It is triple digits on the prairie today. Therefore, we tend to stay indoors -- gardening now is just turning on the sprinkler for the allotted time and getting back into the cool of the indoors.
Neither breakfast nor dinner nor an afternoon tea break is taken on the porch nor on the patio nor under the pergola. Any and all food is consumed inside! (Husband Jim, however, does brave the heat to go out and grill dinner steaks).
I was puttering with inside chores this afternoon when I received a call from friend Barbara. It seems that she and Priscilla needed to go over garden club "things" with me. "We'll be over in 15 minutes", she said.
With the larder bare (of cookies or madeleines or financiers), I hurriedly put together some scones, put them in the oven, set the table in the breakfast room . . . and as the doorbell rang 15 minutes later, I was pulling the hot scones out of the oven.
|It doesn't take long to set a tea table. The hydrangeas make a good centerpiece.|
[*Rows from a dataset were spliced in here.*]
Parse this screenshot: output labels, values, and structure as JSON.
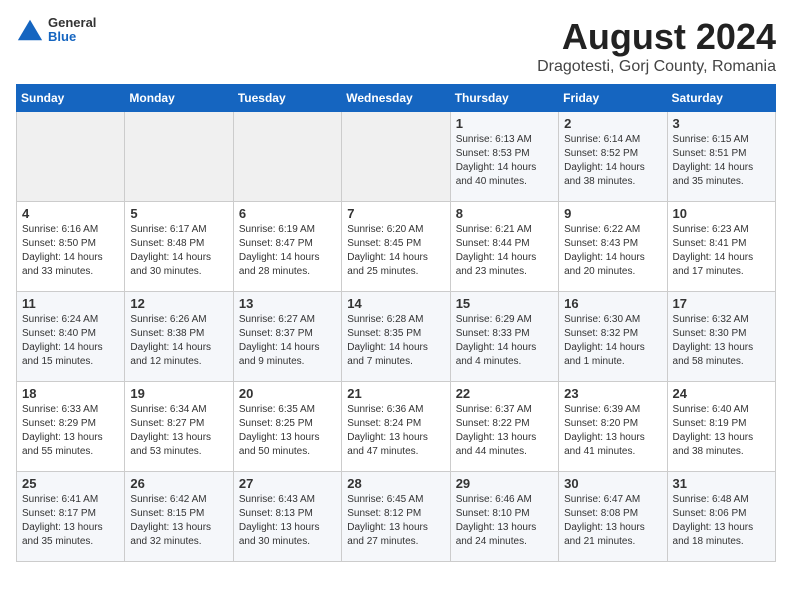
{
  "logo": {
    "general": "General",
    "blue": "Blue"
  },
  "title": "August 2024",
  "location": "Dragotesti, Gorj County, Romania",
  "weekdays": [
    "Sunday",
    "Monday",
    "Tuesday",
    "Wednesday",
    "Thursday",
    "Friday",
    "Saturday"
  ],
  "weeks": [
    [
      {
        "day": "",
        "info": ""
      },
      {
        "day": "",
        "info": ""
      },
      {
        "day": "",
        "info": ""
      },
      {
        "day": "",
        "info": ""
      },
      {
        "day": "1",
        "info": "Sunrise: 6:13 AM\nSunset: 8:53 PM\nDaylight: 14 hours\nand 40 minutes."
      },
      {
        "day": "2",
        "info": "Sunrise: 6:14 AM\nSunset: 8:52 PM\nDaylight: 14 hours\nand 38 minutes."
      },
      {
        "day": "3",
        "info": "Sunrise: 6:15 AM\nSunset: 8:51 PM\nDaylight: 14 hours\nand 35 minutes."
      }
    ],
    [
      {
        "day": "4",
        "info": "Sunrise: 6:16 AM\nSunset: 8:50 PM\nDaylight: 14 hours\nand 33 minutes."
      },
      {
        "day": "5",
        "info": "Sunrise: 6:17 AM\nSunset: 8:48 PM\nDaylight: 14 hours\nand 30 minutes."
      },
      {
        "day": "6",
        "info": "Sunrise: 6:19 AM\nSunset: 8:47 PM\nDaylight: 14 hours\nand 28 minutes."
      },
      {
        "day": "7",
        "info": "Sunrise: 6:20 AM\nSunset: 8:45 PM\nDaylight: 14 hours\nand 25 minutes."
      },
      {
        "day": "8",
        "info": "Sunrise: 6:21 AM\nSunset: 8:44 PM\nDaylight: 14 hours\nand 23 minutes."
      },
      {
        "day": "9",
        "info": "Sunrise: 6:22 AM\nSunset: 8:43 PM\nDaylight: 14 hours\nand 20 minutes."
      },
      {
        "day": "10",
        "info": "Sunrise: 6:23 AM\nSunset: 8:41 PM\nDaylight: 14 hours\nand 17 minutes."
      }
    ],
    [
      {
        "day": "11",
        "info": "Sunrise: 6:24 AM\nSunset: 8:40 PM\nDaylight: 14 hours\nand 15 minutes."
      },
      {
        "day": "12",
        "info": "Sunrise: 6:26 AM\nSunset: 8:38 PM\nDaylight: 14 hours\nand 12 minutes."
      },
      {
        "day": "13",
        "info": "Sunrise: 6:27 AM\nSunset: 8:37 PM\nDaylight: 14 hours\nand 9 minutes."
      },
      {
        "day": "14",
        "info": "Sunrise: 6:28 AM\nSunset: 8:35 PM\nDaylight: 14 hours\nand 7 minutes."
      },
      {
        "day": "15",
        "info": "Sunrise: 6:29 AM\nSunset: 8:33 PM\nDaylight: 14 hours\nand 4 minutes."
      },
      {
        "day": "16",
        "info": "Sunrise: 6:30 AM\nSunset: 8:32 PM\nDaylight: 14 hours\nand 1 minute."
      },
      {
        "day": "17",
        "info": "Sunrise: 6:32 AM\nSunset: 8:30 PM\nDaylight: 13 hours\nand 58 minutes."
      }
    ],
    [
      {
        "day": "18",
        "info": "Sunrise: 6:33 AM\nSunset: 8:29 PM\nDaylight: 13 hours\nand 55 minutes."
      },
      {
        "day": "19",
        "info": "Sunrise: 6:34 AM\nSunset: 8:27 PM\nDaylight: 13 hours\nand 53 minutes."
      },
      {
        "day": "20",
        "info": "Sunrise: 6:35 AM\nSunset: 8:25 PM\nDaylight: 13 hours\nand 50 minutes."
      },
      {
        "day": "21",
        "info": "Sunrise: 6:36 AM\nSunset: 8:24 PM\nDaylight: 13 hours\nand 47 minutes."
      },
      {
        "day": "22",
        "info": "Sunrise: 6:37 AM\nSunset: 8:22 PM\nDaylight: 13 hours\nand 44 minutes."
      },
      {
        "day": "23",
        "info": "Sunrise: 6:39 AM\nSunset: 8:20 PM\nDaylight: 13 hours\nand 41 minutes."
      },
      {
        "day": "24",
        "info": "Sunrise: 6:40 AM\nSunset: 8:19 PM\nDaylight: 13 hours\nand 38 minutes."
      }
    ],
    [
      {
        "day": "25",
        "info": "Sunrise: 6:41 AM\nSunset: 8:17 PM\nDaylight: 13 hours\nand 35 minutes."
      },
      {
        "day": "26",
        "info": "Sunrise: 6:42 AM\nSunset: 8:15 PM\nDaylight: 13 hours\nand 32 minutes."
      },
      {
        "day": "27",
        "info": "Sunrise: 6:43 AM\nSunset: 8:13 PM\nDaylight: 13 hours\nand 30 minutes."
      },
      {
        "day": "28",
        "info": "Sunrise: 6:45 AM\nSunset: 8:12 PM\nDaylight: 13 hours\nand 27 minutes."
      },
      {
        "day": "29",
        "info": "Sunrise: 6:46 AM\nSunset: 8:10 PM\nDaylight: 13 hours\nand 24 minutes."
      },
      {
        "day": "30",
        "info": "Sunrise: 6:47 AM\nSunset: 8:08 PM\nDaylight: 13 hours\nand 21 minutes."
      },
      {
        "day": "31",
        "info": "Sunrise: 6:48 AM\nSunset: 8:06 PM\nDaylight: 13 hours\nand 18 minutes."
      }
    ]
  ]
}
The table in the breakfast room. Plenty of room for note making while we sip and munch. The china is English -- blue and white but with the addition of pink flowers. It, too, was an estate sale find. The teapot is Aynsley's Pembroke. As is the creamer.
|Scones and tea and honey|
Afternoon scones are fine with cream and jam but they are also good with butter and honey.
Especially local honey from the Farmer's Market. The only thing better would be if I could find the beehive that has the store of lavender honey that the bees have been working on most of June. An English pearl handled tea knife is the perfect spreader for butter.
|A pot of local honey|
Honey served in a wee Waterford mustard pot. With a mustard spoon for serving! It's special honey and needs a special container and I love to see the golden honey through the crystal.
|Scones are a perfect afternoon nosh for company|
A warm scone with butter melting and honey dribbling over the sides onto the plate. To be dabbed up with the unhoneyed part of the scone.
We drank the pot of tea, we ate all of the scones, we finished the business we needed to. It was actually a nice afternoon . . . even though it was unplanned.
The scones are so easy and go together in a thrice. Two cups of self rising flour, a tablespoon of sugar and a cup of cream. Ingredients always in the pantry and fridge. Mix together in a bowl until the dough holds together. Knead a few times and then cut into American scone shape (triangles) or English scone shape (rounds) and bake for 10 to 12 minutes in a hot (450) oven.
You can make biscuits the same way -- omitting the sugar and just using the self rising flour and cream. If you've been biscuit challenged, these are easy biscuits (or scones) to make.
For the scones you can add dried fruit it you want or some herbs.
It's Tuesday and I'm joining Marty at A Stroll Thru Life for Tabletop Tuesday and Sandi at Rose Chintz Cottage for Tea Time Tuesday.